This boa is a native to this island and can be found mostly on the Dominican Republic part of Hispaniola. The Boa de la Hispaniola also known here as the Culebra Jabá has been seen on other Caribbean islands as well. This snake, like all snakes, plays an important roll in the environment by controlling pests such as rodents and birds that are bad for agriculture. This snake is the largest snake found in Dominican Republic measuring up to 4 meters in length. They are nocturnal and like to hang out in tall grasses near water, in caves and hollow trees. Sometimes, if you are lucky you may see one sunning itself in tree branches, on a rock or maybe on a dirt road but spotting one is not easy. They are also good swimmers. Their colors vary from shades of black, brown, gray and even red. As with all constrictors, the mother gives birth to live young. She carries her eggs inside for between 192 to 218 days and she can carry about 25 babies at a time.

Dominicans are afraid of snakes, like many people the world over. The government and environmental people are trying to make the people aware that the snake is not poisonous. It is a good thing for the environment. They are trying to deter the killing of this much-needed creature.

The Dominican Zoo, Parque Zoológico Nacional Arq. Manuel Valverde Podestá República Dominicana, in Santo Domingo (ZOODOM) has this and other reptiles on display in their completely remodeled snake house.

Continue learning about The Creatures of Dominican Republic – Page 3 Winged

El Galipote

El Galipote – El Gualipote/ Dog-like Creature & El Lugaru – El Zangano/ Flying Creatures

Interpretation of El Lugaru by Artist-Illustrator Ray Wu

Both of these legendary magical creatures are said to be men who can become animals and become men again. Galipote can also become inanimate objects, like tree trunks and stones. He can transfer his desires to animals and in this way can make the animal do his wishes. According to the belief, galipotes are cruel and violent. They are very strong. Bullets do not hurt these creatures. It is said they like to cause havoc by frightening people traveling in the night. They do not permit the person to pass and also can help people to get hopelessly lost.

It is difficult not to find a Galipote when traveling in the country so it is good to carry a protective amulet and to cross yourself often to protect yourself from these beings. Galipote can become a dog. This dog-galipote is called a Lugaru from the French word that means Man-Wolf. It can also fly like a bird. These high-flying, nocturnal birds are called zangano or zancu. It is said that this legendary being sucks the blood of the children during the nights and will also have sexual activities with infants. It can also become invisible.

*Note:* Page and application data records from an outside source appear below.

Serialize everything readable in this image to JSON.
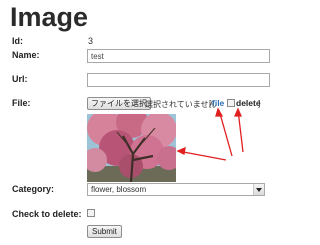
{
  "page": {
    "title": "Image"
  },
  "form": {
    "id": {
      "label": "Id:",
      "value": "3"
    },
    "name": {
      "label": "Name:",
      "value": "test"
    },
    "url": {
      "label": "Url:",
      "value": ""
    },
    "file": {
      "label": "File:",
      "button_label": "ファイルを選択",
      "status_text": "選択されていません",
      "open_bracket": "[",
      "link_text": "file",
      "delete_text": "delete",
      "close_bracket": "]"
    },
    "category": {
      "label": "Category:",
      "selected": "flower, blossom"
    },
    "check_delete": {
      "label": "Check to delete:"
    },
    "submit_label": "Submit"
  },
  "annotation": {
    "arrow_color": "#e02020"
  }
}
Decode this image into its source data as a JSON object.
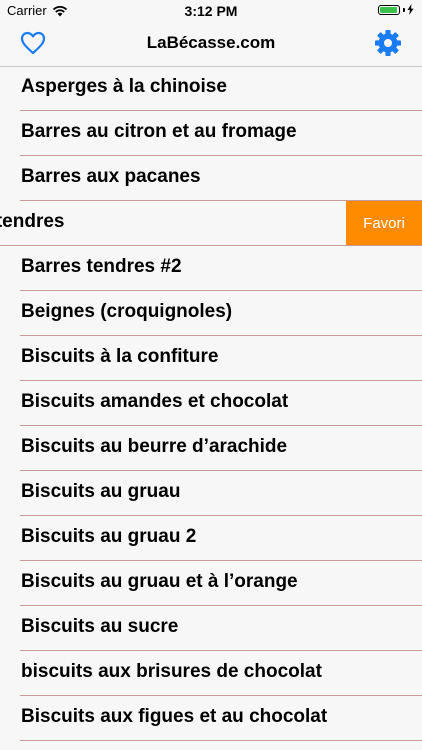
{
  "status": {
    "carrier": "Carrier",
    "time": "3:12 PM",
    "battery_level": 0.95
  },
  "nav": {
    "title": "LaBécasse.com",
    "left_icon": "heart-outline-icon",
    "right_icon": "gear-icon",
    "accent": "#1a7cf0"
  },
  "recipes": [
    "Asperges à la chinoise",
    "Barres au citron et au fromage",
    "Barres aux pacanes",
    "s tendres",
    "Barres tendres #2",
    "Beignes (croquignoles)",
    "Biscuits à la confiture",
    "Biscuits amandes et chocolat",
    "Biscuits au beurre d’arachide",
    "Biscuits au gruau",
    "Biscuits au gruau 2",
    "Biscuits au gruau et à l’orange",
    "Biscuits au sucre",
    "biscuits aux brisures de chocolat",
    "Biscuits aux figues et au chocolat"
  ],
  "swipe_action": {
    "label": "Favori",
    "color": "#ff8c00"
  }
}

The only way to kill one of these beings is to get a branch and make a palo de cruz/ wooden cross. This wood can only be cut on Good Friday. Some say you must use a knife or machete that has been blessed with water and salt.

There still are Galipotes (also spelled Gualipotes) in existence according to some of the residents of San Juan de la Maguana located in the southern part of the country. Families tell stories of how relatives were known Galipotes. To become a Galipote one must make a pact with the devil himself, selling their soul for the ability to change one’s self into another form. A witch doctor is also able to help transform a human into this evil creature.

There are recent stories coming from the Palma Sola Massacres of 1962 that says the survivors of this massacre were Galipotes. They were able to change themselves into elements of the environment such as rocks, trees, or animals. In this way the soldiers were not able to see them to eradicate them and thus came about their survival.

Parents to this day scare their children with tales of these people that can change their shape at will. “If you be bad and don’t listen a Galipote will get you!”

So, when you are roaming in the campo at night, be sure to carry your wooden cross with you at all times. Better yet, just don’t be traveling in the campo after dark. You may never find your way home…..